| Instructions to follow |
Copy out every record that follows, word for word.

═════ Records supplied ═════

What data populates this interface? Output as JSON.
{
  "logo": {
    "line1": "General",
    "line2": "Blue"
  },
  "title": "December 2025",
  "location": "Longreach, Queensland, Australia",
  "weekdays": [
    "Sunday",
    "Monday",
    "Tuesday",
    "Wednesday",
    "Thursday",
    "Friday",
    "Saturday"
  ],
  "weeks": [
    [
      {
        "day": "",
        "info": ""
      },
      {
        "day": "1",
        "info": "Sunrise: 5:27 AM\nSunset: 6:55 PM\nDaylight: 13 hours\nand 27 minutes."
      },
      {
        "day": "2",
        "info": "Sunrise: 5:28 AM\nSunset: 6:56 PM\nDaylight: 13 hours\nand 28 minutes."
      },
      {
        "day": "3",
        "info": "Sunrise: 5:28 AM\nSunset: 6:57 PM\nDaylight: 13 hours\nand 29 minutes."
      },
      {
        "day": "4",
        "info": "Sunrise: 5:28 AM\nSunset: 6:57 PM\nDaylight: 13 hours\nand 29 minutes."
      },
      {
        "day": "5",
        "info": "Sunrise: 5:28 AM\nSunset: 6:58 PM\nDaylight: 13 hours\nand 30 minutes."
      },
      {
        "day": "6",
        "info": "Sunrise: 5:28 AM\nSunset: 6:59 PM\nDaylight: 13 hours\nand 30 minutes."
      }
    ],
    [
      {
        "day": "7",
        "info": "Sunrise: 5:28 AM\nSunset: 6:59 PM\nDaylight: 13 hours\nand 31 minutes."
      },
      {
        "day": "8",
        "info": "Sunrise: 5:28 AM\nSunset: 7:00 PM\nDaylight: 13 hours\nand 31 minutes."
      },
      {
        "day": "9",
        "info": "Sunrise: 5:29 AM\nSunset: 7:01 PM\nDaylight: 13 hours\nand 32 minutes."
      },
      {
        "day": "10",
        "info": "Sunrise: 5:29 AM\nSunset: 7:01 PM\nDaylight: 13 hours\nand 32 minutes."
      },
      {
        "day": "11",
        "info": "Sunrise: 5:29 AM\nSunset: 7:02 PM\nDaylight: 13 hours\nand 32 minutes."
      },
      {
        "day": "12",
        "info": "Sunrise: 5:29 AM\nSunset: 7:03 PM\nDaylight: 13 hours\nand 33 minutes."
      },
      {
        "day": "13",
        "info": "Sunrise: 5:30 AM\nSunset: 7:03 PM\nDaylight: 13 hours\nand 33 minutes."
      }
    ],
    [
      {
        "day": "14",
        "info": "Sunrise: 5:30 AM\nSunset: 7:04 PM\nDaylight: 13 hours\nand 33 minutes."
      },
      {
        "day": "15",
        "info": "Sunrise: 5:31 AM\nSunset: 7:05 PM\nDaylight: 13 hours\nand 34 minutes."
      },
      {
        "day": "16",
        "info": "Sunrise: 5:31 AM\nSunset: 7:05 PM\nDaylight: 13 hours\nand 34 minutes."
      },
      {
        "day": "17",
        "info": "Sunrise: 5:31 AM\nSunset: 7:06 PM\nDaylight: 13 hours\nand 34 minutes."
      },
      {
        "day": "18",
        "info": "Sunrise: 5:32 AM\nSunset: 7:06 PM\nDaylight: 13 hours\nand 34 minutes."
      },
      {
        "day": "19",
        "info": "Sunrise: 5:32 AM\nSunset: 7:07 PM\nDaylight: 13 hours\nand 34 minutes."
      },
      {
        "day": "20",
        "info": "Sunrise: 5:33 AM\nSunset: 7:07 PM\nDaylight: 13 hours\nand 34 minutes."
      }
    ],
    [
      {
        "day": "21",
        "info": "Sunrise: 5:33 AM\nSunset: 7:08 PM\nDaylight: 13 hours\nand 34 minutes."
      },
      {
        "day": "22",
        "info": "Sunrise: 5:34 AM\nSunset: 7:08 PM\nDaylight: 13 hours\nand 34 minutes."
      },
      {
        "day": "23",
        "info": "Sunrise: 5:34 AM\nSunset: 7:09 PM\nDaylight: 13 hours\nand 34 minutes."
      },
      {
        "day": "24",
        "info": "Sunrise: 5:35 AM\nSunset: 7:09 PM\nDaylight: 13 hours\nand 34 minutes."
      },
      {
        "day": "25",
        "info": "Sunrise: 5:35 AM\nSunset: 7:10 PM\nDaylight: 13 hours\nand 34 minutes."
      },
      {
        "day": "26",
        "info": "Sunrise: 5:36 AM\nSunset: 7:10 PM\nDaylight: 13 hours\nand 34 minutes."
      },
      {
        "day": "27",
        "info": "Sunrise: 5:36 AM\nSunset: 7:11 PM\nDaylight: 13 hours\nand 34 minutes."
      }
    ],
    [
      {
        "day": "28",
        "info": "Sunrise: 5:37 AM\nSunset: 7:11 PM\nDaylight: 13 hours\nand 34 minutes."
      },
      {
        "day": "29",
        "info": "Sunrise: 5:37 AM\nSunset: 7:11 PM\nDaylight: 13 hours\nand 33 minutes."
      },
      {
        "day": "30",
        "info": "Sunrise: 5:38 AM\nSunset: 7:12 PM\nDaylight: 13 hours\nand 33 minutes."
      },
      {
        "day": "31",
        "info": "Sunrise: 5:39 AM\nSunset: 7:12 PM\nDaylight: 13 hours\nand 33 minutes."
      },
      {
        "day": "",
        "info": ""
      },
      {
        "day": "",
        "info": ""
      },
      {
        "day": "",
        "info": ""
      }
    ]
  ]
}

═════

| Worked solution |
What data populates this interface? Output as JSON.
{
  "logo": {
    "line1": "General",
    "line2": "Blue"
  },
  "title": "December 2025",
  "location": "Longreach, Queensland, Australia",
  "weekdays": [
    "Sunday",
    "Monday",
    "Tuesday",
    "Wednesday",
    "Thursday",
    "Friday",
    "Saturday"
  ],
  "weeks": [
    [
      {
        "day": "",
        "info": ""
      },
      {
        "day": "1",
        "info": "Sunrise: 5:27 AM\nSunset: 6:55 PM\nDaylight: 13 hours\nand 27 minutes."
      },
      {
        "day": "2",
        "info": "Sunrise: 5:28 AM\nSunset: 6:56 PM\nDaylight: 13 hours\nand 28 minutes."
      },
      {
        "day": "3",
        "info": "Sunrise: 5:28 AM\nSunset: 6:57 PM\nDaylight: 13 hours\nand 29 minutes."
      },
      {
        "day": "4",
        "info": "Sunrise: 5:28 AM\nSunset: 6:57 PM\nDaylight: 13 hours\nand 29 minutes."
      },
      {
        "day": "5",
        "info": "Sunrise: 5:28 AM\nSunset: 6:58 PM\nDaylight: 13 hours\nand 30 minutes."
      },
      {
        "day": "6",
        "info": "Sunrise: 5:28 AM\nSunset: 6:59 PM\nDaylight: 13 hours\nand 30 minutes."
      }
    ],
    [
      {
        "day": "7",
        "info": "Sunrise: 5:28 AM\nSunset: 6:59 PM\nDaylight: 13 hours\nand 31 minutes."
      },
      {
        "day": "8",
        "info": "Sunrise: 5:28 AM\nSunset: 7:00 PM\nDaylight: 13 hours\nand 31 minutes."
      },
      {
        "day": "9",
        "info": "Sunrise: 5:29 AM\nSunset: 7:01 PM\nDaylight: 13 hours\nand 32 minutes."
      },
      {
        "day": "10",
        "info": "Sunrise: 5:29 AM\nSunset: 7:01 PM\nDaylight: 13 hours\nand 32 minutes."
      },
      {
        "day": "11",
        "info": "Sunrise: 5:29 AM\nSunset: 7:02 PM\nDaylight: 13 hours\nand 32 minutes."
      },
      {
        "day": "12",
        "info": "Sunrise: 5:29 AM\nSunset: 7:03 PM\nDaylight: 13 hours\nand 33 minutes."
      },
      {
        "day": "13",
        "info": "Sunrise: 5:30 AM\nSunset: 7:03 PM\nDaylight: 13 hours\nand 33 minutes."
      }
    ],
    [
      {
        "day": "14",
        "info": "Sunrise: 5:30 AM\nSunset: 7:04 PM\nDaylight: 13 hours\nand 33 minutes."
      },
      {
        "day": "15",
        "info": "Sunrise: 5:31 AM\nSunset: 7:05 PM\nDaylight: 13 hours\nand 34 minutes."
      },
      {
        "day": "16",
        "info": "Sunrise: 5:31 AM\nSunset: 7:05 PM\nDaylight: 13 hours\nand 34 minutes."
      },
      {
        "day": "17",
        "info": "Sunrise: 5:31 AM\nSunset: 7:06 PM\nDaylight: 13 hours\nand 34 minutes."
      },
      {
        "day": "18",
        "info": "Sunrise: 5:32 AM\nSunset: 7:06 PM\nDaylight: 13 hours\nand 34 minutes."
      },
      {
        "day": "19",
        "info": "Sunrise: 5:32 AM\nSunset: 7:07 PM\nDaylight: 13 hours\nand 34 minutes."
      },
      {
        "day": "20",
        "info": "Sunrise: 5:33 AM\nSunset: 7:07 PM\nDaylight: 13 hours\nand 34 minutes."
      }
    ],
    [
      {
        "day": "21",
        "info": "Sunrise: 5:33 AM\nSunset: 7:08 PM\nDaylight: 13 hours\nand 34 minutes."
      },
      {
        "day": "22",
        "info": "Sunrise: 5:34 AM\nSunset: 7:08 PM\nDaylight: 13 hours\nand 34 minutes."
      },
      {
        "day": "23",
        "info": "Sunrise: 5:34 AM\nSunset: 7:09 PM\nDaylight: 13 hours\nand 34 minutes."
      },
      {
        "day": "24",
        "info": "Sunrise: 5:35 AM\nSunset: 7:09 PM\nDaylight: 13 hours\nand 34 minutes."
      },
      {
        "day": "25",
        "info": "Sunrise: 5:35 AM\nSunset: 7:10 PM\nDaylight: 13 hours\nand 34 minutes."
      },
      {
        "day": "26",
        "info": "Sunrise: 5:36 AM\nSunset: 7:10 PM\nDaylight: 13 hours\nand 34 minutes."
      },
      {
        "day": "27",
        "info": "Sunrise: 5:36 AM\nSunset: 7:11 PM\nDaylight: 13 hours\nand 34 minutes."
      }
    ],
    [
      {
        "day": "28",
        "info": "Sunrise: 5:37 AM\nSunset: 7:11 PM\nDaylight: 13 hours\nand 34 minutes."
      },
      {
        "day": "29",
        "info": "Sunrise: 5:37 AM\nSunset: 7:11 PM\nDaylight: 13 hours\nand 33 minutes."
      },
      {
        "day": "30",
        "info": "Sunrise: 5:38 AM\nSunset: 7:12 PM\nDaylight: 13 hours\nand 33 minutes."
      },
      {
        "day": "31",
        "info": "Sunrise: 5:39 AM\nSunset: 7:12 PM\nDaylight: 13 hours\nand 33 minutes."
      },
      {
        "day": "",
        "info": ""
      },
      {
        "day": "",
        "info": ""
      },
      {
        "day": "",
        "info": ""
      }
    ]
  ]
}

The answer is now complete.